Washington: New guidelines in a US military war manual may change the rules for reporters covering conflicts, but it remains to be seen how the Pentagon will implement the new policy.

Media watchdog organisations have expressed shock and concern that reporters could be treated as “unprivileged belligerents” under the Defense Department’s new Law of War Manual, which provides guidance for US commanders and others.

The Pentagon has insisted it “supports and respects the vital work that journalists perform.” But some media advocates see too much room for maneuver in the guidelines.

Reporters Without Borders joined other organisations this past week in expressing concern, sending a letter to Defense Secretary Ashton Carter urging consultations on the issue.

In the letter to the US defense chief, the Paris-based group said it was concerned that journalists could lose “privileged” status in combat areas merely by “the relaying of information,” which, according to the guidelines, “could constitute taking a direct part in hostilities.”

“This terminology leaves too much room for interpretation, putting journalists in a dangerous situation,” said the group’s secretary general, Christophe Deloire, in the letter.

Deloire said governments “have a duty to protect journalists covering armed conflicts” under a United Nations resolution and that his group was “disappointed that this manual takes a step in the wrong direction.”

The New York-based Committee to Protect Journalists expressed similar concerns last month, saying the Pentagon “has produced a self-serving document that is unfortunately helping to lower the bar” for press freedom.

And The New York Times, in an editorial this month, called for the repeal of provisions affecting media, warning they would make the work of journalists covering armed conflict “more dangerous, cumbersome and subject to censorship.”

The newspaper said the rules could put reporters in the same category assigned to guerrillas or members of Al-Qaeda.

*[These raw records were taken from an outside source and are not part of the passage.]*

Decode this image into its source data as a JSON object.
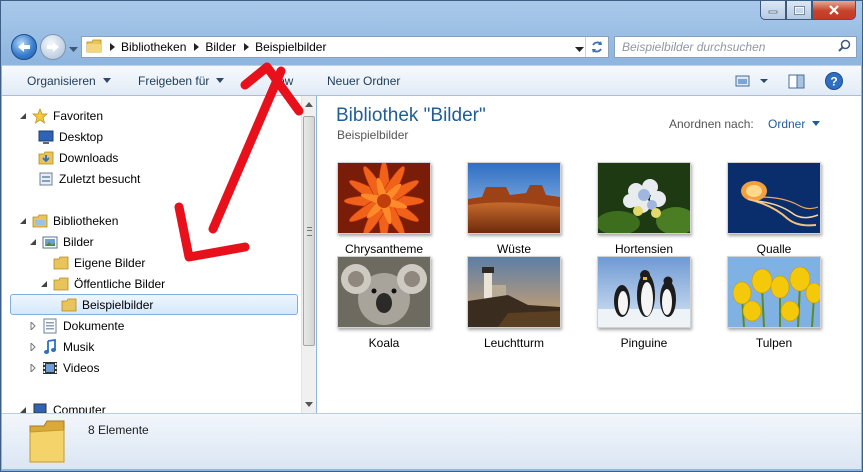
{
  "address": {
    "crumbs": [
      "Bibliotheken",
      "Bilder",
      "Beispielbilder"
    ]
  },
  "search": {
    "placeholder": "Beispielbilder durchsuchen"
  },
  "toolbar": {
    "organize": "Organisieren",
    "share": "Freigeben für",
    "slideshow": "ow",
    "new_folder": "Neuer Ordner"
  },
  "tree": {
    "favorites": "Favoriten",
    "desktop": "Desktop",
    "downloads": "Downloads",
    "recent": "Zuletzt besucht",
    "libraries": "Bibliotheken",
    "pictures": "Bilder",
    "my_pictures": "Eigene Bilder",
    "public_pictures": "Öffentliche Bilder",
    "sample_pictures": "Beispielbilder",
    "documents": "Dokumente",
    "music": "Musik",
    "videos": "Videos",
    "computer": "Computer"
  },
  "content": {
    "title": "Bibliothek \"Bilder\"",
    "subtitle": "Beispielbilder",
    "arrange_label": "Anordnen nach:",
    "arrange_value": "Ordner",
    "items": [
      {
        "label": "Chrysantheme"
      },
      {
        "label": "Wüste"
      },
      {
        "label": "Hortensien"
      },
      {
        "label": "Qualle"
      },
      {
        "label": "Koala"
      },
      {
        "label": "Leuchtturm"
      },
      {
        "label": "Pinguine"
      },
      {
        "label": "Tulpen"
      }
    ]
  },
  "status": {
    "count": "8 Elemente"
  },
  "colors": {
    "accent": "#1e5d9a",
    "annotation": "#e8101a"
  }
}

Treating journalists as potential spies, the newspaper argued, feeds into the propaganda of authoritarian governments that attempt to discredit Western journalists by falsely accusing them of espionage.